[Data for the task Boundary: Start]
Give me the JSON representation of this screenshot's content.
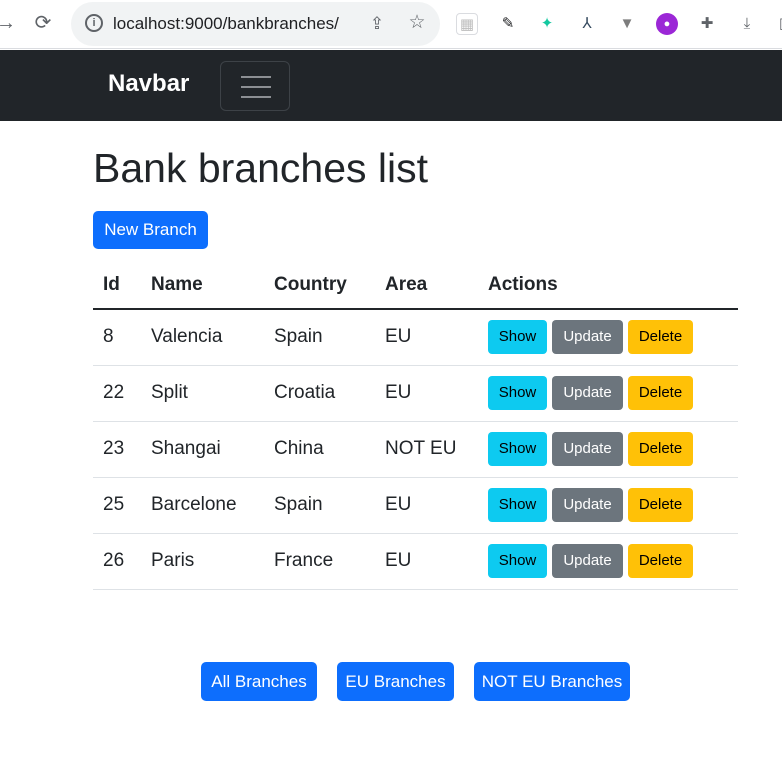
{
  "browser": {
    "url": "localhost:9000/bankbranches/",
    "extensions": [
      "extension-icon-1",
      "eyedropper-icon",
      "extension-icon-3",
      "extension-icon-4",
      "vue-devtools-icon",
      "extension-icon-6",
      "puzzle-icon",
      "download-icon"
    ]
  },
  "navbar": {
    "brand": "Navbar"
  },
  "page": {
    "title": "Bank branches list",
    "new_branch_label": "New Branch"
  },
  "table": {
    "headers": [
      "Id",
      "Name",
      "Country",
      "Area",
      "Actions"
    ],
    "rows": [
      {
        "id": "8",
        "name": "Valencia",
        "country": "Spain",
        "area": "EU"
      },
      {
        "id": "22",
        "name": "Split",
        "country": "Croatia",
        "area": "EU"
      },
      {
        "id": "23",
        "name": "Shangai",
        "country": "China",
        "area": "NOT EU"
      },
      {
        "id": "25",
        "name": "Barcelone",
        "country": "Spain",
        "area": "EU"
      },
      {
        "id": "26",
        "name": "Paris",
        "country": "France",
        "area": "EU"
      }
    ],
    "actions": {
      "show": "Show",
      "update": "Update",
      "delete": "Delete"
    }
  },
  "filters": {
    "all": "All Branches",
    "eu": "EU Branches",
    "not_eu": "NOT EU Branches"
  },
  "colors": {
    "primary": "#0d6efd",
    "info": "#0dcaf0",
    "secondary": "#6c757d",
    "warning": "#ffc107",
    "navbar": "#212529"
  }
}
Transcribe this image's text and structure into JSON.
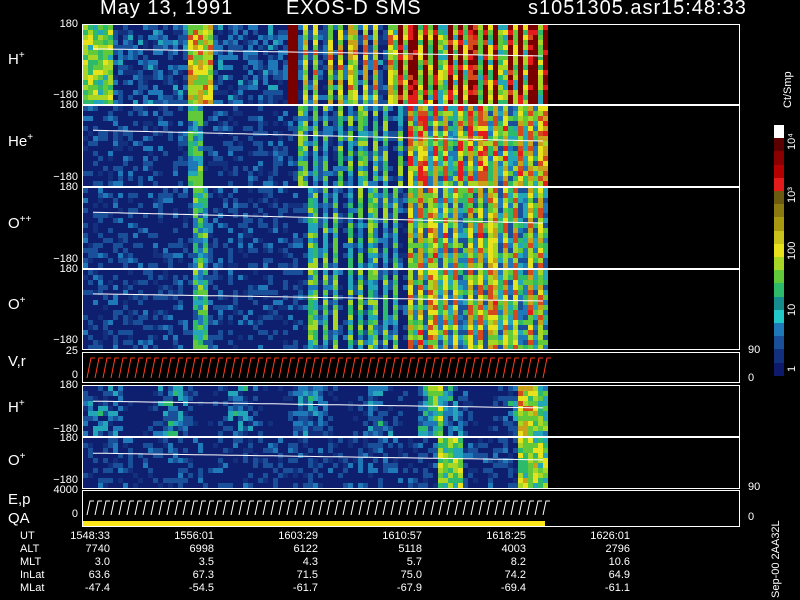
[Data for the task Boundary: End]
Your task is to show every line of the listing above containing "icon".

**Answer to this exercise:**
      "extension-icon-1",
      "eyedropper-icon",
      "extension-icon-3",
      "extension-icon-4",
      "vue-devtools-icon",
      "extension-icon-6",
      "puzzle-icon",
      "download-icon"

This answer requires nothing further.